Killing lice wasn’t just a matter of comfort; as vectors for typhus they threatened to undermine the war effort by spreading disease in the civilian population behind the front, incapacitating factory and agricultural workers. They were also a constant threat in prisoner of war camps. Hereward Price, a Briton who became a naturalized German citizen, fought in the army and was eventually taken prisoner on the Eastern Front, recalled the terrifying spread of typhus in a Russian prison camp:
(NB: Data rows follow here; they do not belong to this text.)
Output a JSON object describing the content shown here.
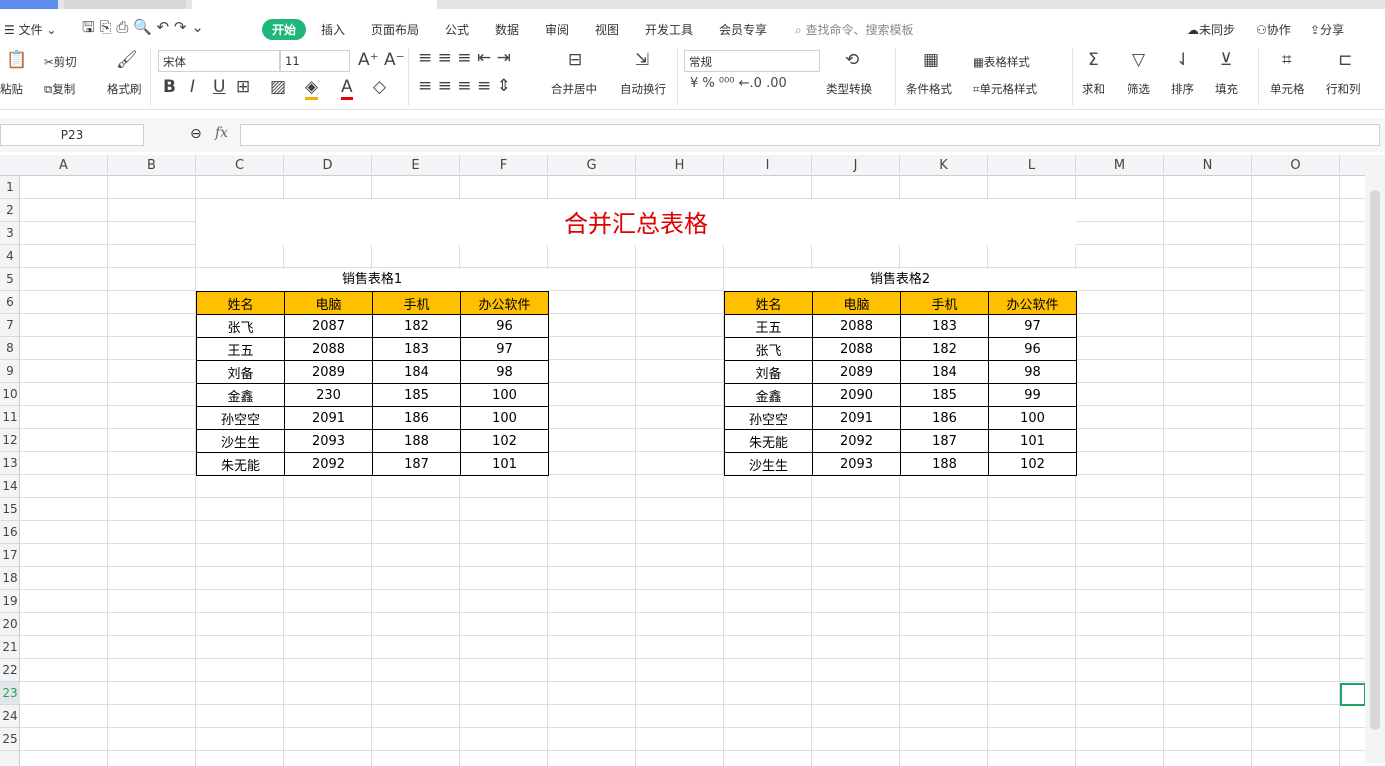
{
  "menu": {
    "file": "文件",
    "tabs": [
      "开始",
      "插入",
      "页面布局",
      "公式",
      "数据",
      "审阅",
      "视图",
      "开发工具",
      "会员专享"
    ],
    "search": "查找命令、搜索模板",
    "sync": "未同步",
    "collab": "协作",
    "share": "分享"
  },
  "ribbon": {
    "paste": "粘贴",
    "cut": "剪切",
    "copy": "复制",
    "format_painter": "格式刷",
    "font": "宋体",
    "size": "11",
    "merge": "合并居中",
    "wrap": "自动换行",
    "number_format": "常规",
    "convert": "类型转换",
    "cond_format": "条件格式",
    "table_style": "表格样式",
    "cell_style": "单元格样式",
    "sum": "求和",
    "filter": "筛选",
    "sort": "排序",
    "fill": "填充",
    "cell": "单元格",
    "rowcol": "行和列"
  },
  "formula": {
    "cell_ref": "P23",
    "fx": "fx",
    "value": ""
  },
  "columns": [
    "A",
    "B",
    "C",
    "D",
    "E",
    "F",
    "G",
    "H",
    "I",
    "J",
    "K",
    "L",
    "M",
    "N",
    "O"
  ],
  "rows": [
    "1",
    "2",
    "3",
    "4",
    "5",
    "6",
    "7",
    "8",
    "9",
    "10",
    "11",
    "12",
    "13",
    "14",
    "15",
    "16",
    "17",
    "18",
    "19",
    "20",
    "21",
    "22",
    "23",
    "24",
    "25"
  ],
  "sheet": {
    "title": "合并汇总表格",
    "table1": {
      "caption": "销售表格1",
      "headers": [
        "姓名",
        "电脑",
        "手机",
        "办公软件"
      ],
      "rows": [
        [
          "张飞",
          "2087",
          "182",
          "96"
        ],
        [
          "王五",
          "2088",
          "183",
          "97"
        ],
        [
          "刘备",
          "2089",
          "184",
          "98"
        ],
        [
          "金鑫",
          "230",
          "185",
          "100"
        ],
        [
          "孙空空",
          "2091",
          "186",
          "100"
        ],
        [
          "沙生生",
          "2093",
          "188",
          "102"
        ],
        [
          "朱无能",
          "2092",
          "187",
          "101"
        ]
      ]
    },
    "table2": {
      "caption": "销售表格2",
      "headers": [
        "姓名",
        "电脑",
        "手机",
        "办公软件"
      ],
      "rows": [
        [
          "王五",
          "2088",
          "183",
          "97"
        ],
        [
          "张飞",
          "2088",
          "182",
          "96"
        ],
        [
          "刘备",
          "2089",
          "184",
          "98"
        ],
        [
          "金鑫",
          "2090",
          "185",
          "99"
        ],
        [
          "孙空空",
          "2091",
          "186",
          "100"
        ],
        [
          "朱无能",
          "2092",
          "187",
          "101"
        ],
        [
          "沙生生",
          "2093",
          "188",
          "102"
        ]
      ]
    }
  }
}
Men died where they lay, and it was hours before anybody came to remove them, meanwhile the living had to get used to the sight of their dead comrades. We were told how the disease started at one end of the barracks, and you watched it gradually approaching you, man by man in the line being struck down, and only a few left here and there. You would wonder how long it would take to come to you, and see it creeping nearer day by day… There were over eight thousand prisoners at Stretensk when the disease broke out, and to combat it there were two Austrian doctors. They had at their disposal a room capable of holding fifteen beds, and for medicine a quantity of iodine and castor oil.
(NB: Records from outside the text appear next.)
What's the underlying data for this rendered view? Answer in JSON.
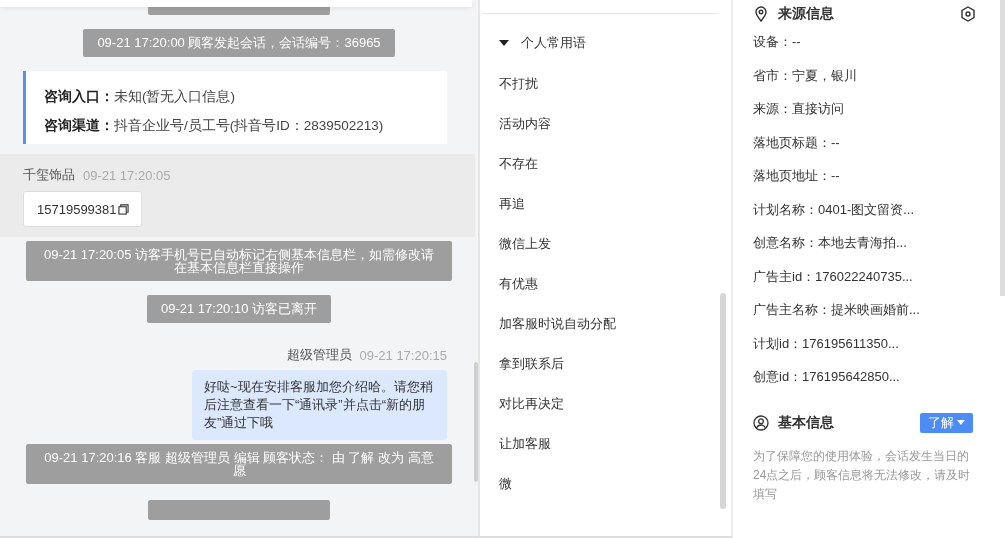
{
  "chat": {
    "messages": [
      {
        "kind": "system",
        "text": "09-21 17:20:00 顾客发起会话，会话编号：36965",
        "wide": false
      },
      {
        "kind": "source_card",
        "fields": [
          {
            "label": "咨询入口：",
            "value": "未知(暂无入口信息)"
          },
          {
            "label": "咨询渠道：",
            "value": "抖音企业号/员工号(抖音号ID：2839502213)"
          }
        ]
      },
      {
        "kind": "visitor",
        "sender": "千玺饰品",
        "time": "09-21 17:20:05",
        "text": "15719599381"
      },
      {
        "kind": "system",
        "text": "09-21 17:20:05 访客手机号已自动标记右侧基本信息栏，如需修改请在基本信息栏直接操作",
        "wide": true
      },
      {
        "kind": "system",
        "text": "09-21 17:20:10 访客已离开",
        "wide": false
      },
      {
        "kind": "agent",
        "sender": "超级管理员",
        "time": "09-21 17:20:15",
        "text": "好哒~现在安排客服加您介绍哈。请您稍后注意查看一下“通讯录”并点击“新的朋友”通过下哦"
      },
      {
        "kind": "system",
        "text": "09-21 17:20:16 客服 超级管理员 编辑 顾客状态： 由 了解 改为 高意愿",
        "wide": true
      }
    ]
  },
  "quick_phrases": {
    "group": {
      "title": "个人常用语",
      "expanded": true
    },
    "items": [
      "不打扰",
      "活动内容",
      "不存在",
      "再追",
      "微信上发",
      "有优惠",
      "加客服时说自动分配",
      "拿到联系后",
      "对比再决定",
      "让加客服",
      "微"
    ]
  },
  "source_info": {
    "title": "来源信息",
    "fields": [
      "设备：--",
      "省市：宁夏，银川",
      "来源：直接访问",
      "落地页标题：--",
      "落地页地址：--",
      "计划名称：0401-图文留资...",
      "创意名称：本地去青海拍...",
      "广告主id：176022240735...",
      "广告主名称：提米映画婚前...",
      "计划id：176195611350...",
      "创意id：176195642850..."
    ]
  },
  "basic_info": {
    "title": "基本信息",
    "status": "了解",
    "note": "为了保障您的使用体验，会话发生当日的24点之后，顾客信息将无法修改，请及时填写"
  }
}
While vaccines were available for some diseases, the pain involved with primitive mass inoculation methods could seem even worse than the disease itself. An Irish soldier in the British Army, Edward Roe, recalled receiving an anti-tetanus shot after getting wounded in May 1915:
On arrival all men who have been wounded file into a room wherein presides a gentleman in a white smock. He is armed with a syringe as big as a football pump. He is very businesslike and wields it as an expert clubswinger wields a club. “Open your jackets and shirts – First man.” “Oh! Oh!” He recharges the syringe. “Next!” I felt myself going white… I managed not to faint like some. The contents of the syringe raised a lump on my left breast as big as a toy balloon.
Finally, there were other, less serious conditions which nonetheless resulted in numerous hospital visits, reducing the effective manpower of all the combatants. Although there are few mentions of it in letters or diaries for obvious reasons, sexually transmitted disease was commonplace, with 112,259 British soldiers treated for various ailments including syphilis, chlamydia and gonorrhea in 1915-1916 alone, and around one million cases of gonorrhea and syphilis in the French Army up the end of 1917. Meanwhile the German Army recorded a total of 296,503 cases of syphilis over the course of the war.
Private Robert Lord Crawford, a nobleman who volunteered as a medical orderly on the Western Front, lamented the spread of another seemingly minor affliction with major consequences – scabies. Though easily cured, he noted that it was often left untreated: “It is a damnable infliction tickling one to merriment, then irritating to the point of torture and finally, if unchecked, scabies will prevent sleep, injure digestion, destroy temper and finally land the victim in a lunatic asylum. Madness indeed is the ultimate outcome of this disease.”